“Sling” really loses momentum around its middle. “Partridge,” “Zinnias,” and “Wade” continue the stylistic attempts introduced by the first two tracks, but all three seem to blend together and are ultimately forgettable.

Monotonous melodies aside, the album’s midsection is where Clairo begins to demonstrate her abilities as a songwriter. Her older works, like her first studio album “Immunity” and six-track EP “diary 001” are categorized by cute, light-hearted lyrics often centered around being a hopeless teenager in love. But Clairo is older now, and her experiences with relationships, with the music industry and with herself are becoming increasingly complex. She makes this clear on “Sling,” as her previous works didn’t even come close to the level of emotional depth and intimacy she conveys through this project.

It was clear that Clairo was going to be incorporating some heavier themes when she released the album’s only single, “Blouse.” The song is a tender yet devastating embodiment of desperation. Accompanied by a gentle, acoustic guitar, the track opens with Clairo’s description of a seemingly-normal encounter; she depicts sitting quietly at someone’s kitchen table, noting details like the placement of napkins and loose hair strands. The mood changes abruptly with the song’s hard-hitting titular line – “Why do I tell you how I feel? / When you’re just looking down the blouse” – which describes an objectification familiar to many. “It’s something I wouldn’t say out loud / If touch could make them hear, then touch me now,” Clairo repeats alongside orchestral swells, a desperate plea that becomes more heartbreaking each time it’s sung.

As the album winds down, Clairo continues to unpack difficult and complex subject matters with undeniable poetic ease.

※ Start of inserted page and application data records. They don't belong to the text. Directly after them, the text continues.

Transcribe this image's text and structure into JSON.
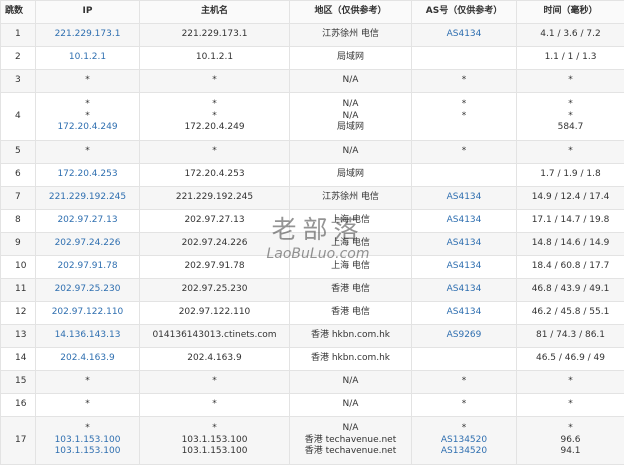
{
  "headers": [
    "跳数",
    "IP",
    "主机名",
    "地区（仅供参考）",
    "AS号（仅供参考）",
    "时间（毫秒）"
  ],
  "rows": [
    {
      "hop": "1",
      "lines": [
        {
          "ip": "221.229.173.1",
          "host": "221.229.173.1",
          "region": "江苏徐州 电信",
          "as": "AS4134",
          "time": "4.1 / 3.6 / 7.2"
        }
      ]
    },
    {
      "hop": "2",
      "lines": [
        {
          "ip": "10.1.2.1",
          "host": "10.1.2.1",
          "region": "局域网",
          "as": "",
          "time": "1.1 / 1 / 1.3"
        }
      ]
    },
    {
      "hop": "3",
      "lines": [
        {
          "ip": "*",
          "host": "*",
          "region": "N/A",
          "as": "*",
          "time": "*"
        }
      ]
    },
    {
      "hop": "4",
      "lines": [
        {
          "ip": "*",
          "host": "*",
          "region": "N/A",
          "as": "*",
          "time": "*"
        },
        {
          "ip": "*",
          "host": "*",
          "region": "N/A",
          "as": "*",
          "time": "*"
        },
        {
          "ip": "172.20.4.249",
          "host": "172.20.4.249",
          "region": "局域网",
          "as": "",
          "time": "584.7"
        }
      ]
    },
    {
      "hop": "5",
      "lines": [
        {
          "ip": "*",
          "host": "*",
          "region": "N/A",
          "as": "*",
          "time": "*"
        }
      ]
    },
    {
      "hop": "6",
      "lines": [
        {
          "ip": "172.20.4.253",
          "host": "172.20.4.253",
          "region": "局域网",
          "as": "",
          "time": "1.7 / 1.9 / 1.8"
        }
      ]
    },
    {
      "hop": "7",
      "lines": [
        {
          "ip": "221.229.192.245",
          "host": "221.229.192.245",
          "region": "江苏徐州 电信",
          "as": "AS4134",
          "time": "14.9 / 12.4 / 17.4"
        }
      ]
    },
    {
      "hop": "8",
      "lines": [
        {
          "ip": "202.97.27.13",
          "host": "202.97.27.13",
          "region": "上海 电信",
          "as": "AS4134",
          "time": "17.1 / 14.7 / 19.8"
        }
      ]
    },
    {
      "hop": "9",
      "lines": [
        {
          "ip": "202.97.24.226",
          "host": "202.97.24.226",
          "region": "上海 电信",
          "as": "AS4134",
          "time": "14.8 / 14.6 / 14.9"
        }
      ]
    },
    {
      "hop": "10",
      "lines": [
        {
          "ip": "202.97.91.78",
          "host": "202.97.91.78",
          "region": "上海 电信",
          "as": "AS4134",
          "time": "18.4 / 60.8 / 17.7"
        }
      ]
    },
    {
      "hop": "11",
      "lines": [
        {
          "ip": "202.97.25.230",
          "host": "202.97.25.230",
          "region": "香港 电信",
          "as": "AS4134",
          "time": "46.8 / 43.9 / 49.1"
        }
      ]
    },
    {
      "hop": "12",
      "lines": [
        {
          "ip": "202.97.122.110",
          "host": "202.97.122.110",
          "region": "香港 电信",
          "as": "AS4134",
          "time": "46.2 / 45.8 / 55.1"
        }
      ]
    },
    {
      "hop": "13",
      "lines": [
        {
          "ip": "14.136.143.13",
          "host": "014136143013.ctinets.com",
          "region": "香港 hkbn.com.hk",
          "as": "AS9269",
          "time": "81 / 74.3 / 86.1"
        }
      ]
    },
    {
      "hop": "14",
      "lines": [
        {
          "ip": "202.4.163.9",
          "host": "202.4.163.9",
          "region": "香港 hkbn.com.hk",
          "as": "",
          "time": "46.5 / 46.9 / 49"
        }
      ]
    },
    {
      "hop": "15",
      "lines": [
        {
          "ip": "*",
          "host": "*",
          "region": "N/A",
          "as": "*",
          "time": "*"
        }
      ]
    },
    {
      "hop": "16",
      "lines": [
        {
          "ip": "*",
          "host": "*",
          "region": "N/A",
          "as": "*",
          "time": "*"
        }
      ]
    },
    {
      "hop": "17",
      "lines": [
        {
          "ip": "*",
          "host": "*",
          "region": "N/A",
          "as": "*",
          "time": "*"
        },
        {
          "ip": "103.1.153.100",
          "host": "103.1.153.100",
          "region": "香港 techavenue.net",
          "as": "AS134520",
          "time": "96.6"
        },
        {
          "ip": "103.1.153.100",
          "host": "103.1.153.100",
          "region": "香港 techavenue.net",
          "as": "AS134520",
          "time": "94.1"
        }
      ]
    }
  ],
  "watermark": {
    "cn": "老部落",
    "en": "LaoBuLuo.com"
  },
  "colors": {
    "link": "#2f6fb0",
    "border": "#e3e3e3",
    "shade": "#f6f6f6"
  }
}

The eighth track, “Just For Today,” depicts the artist’s struggles with mental health and self-harm. The song also showcases her vocal abilities a bit more than the others, which works powerfully in tandem with the lyrics to make her experiences hit the listener with force.

Towards the end of the tracklist, the album slips back into its routine of simple melodies and soft instrumentals that don’t leave much of an impression on the listener. Although lyrically complex,“Reaper” and “Little Changes” don’t take many musical risks, relying on delicate guitar and piano accompaniments with which the listener is already familiar.

“Management,” the closing track, breathes some life back into the album with its increasing tempo and swirling orchestra. It stands out uniquely against the smooth melodies found in most of the previous songs, making it the grand finale that the album needed. It’s memorable, it’s dynamic and it gives the listener what the majority of “Sling” did not provide.

Ultimately, “Sling” proves that Clairo’s musical capacity does not fit neatly into a box; her talent extends far beyond bedroom pop and simple lyrics. The tracklist plays it safe with repetitive simplicity, which could leave some listeners unsatisfied, but it certainly makes us wonder what else Clairo will bring to the table in the future.

Grade: B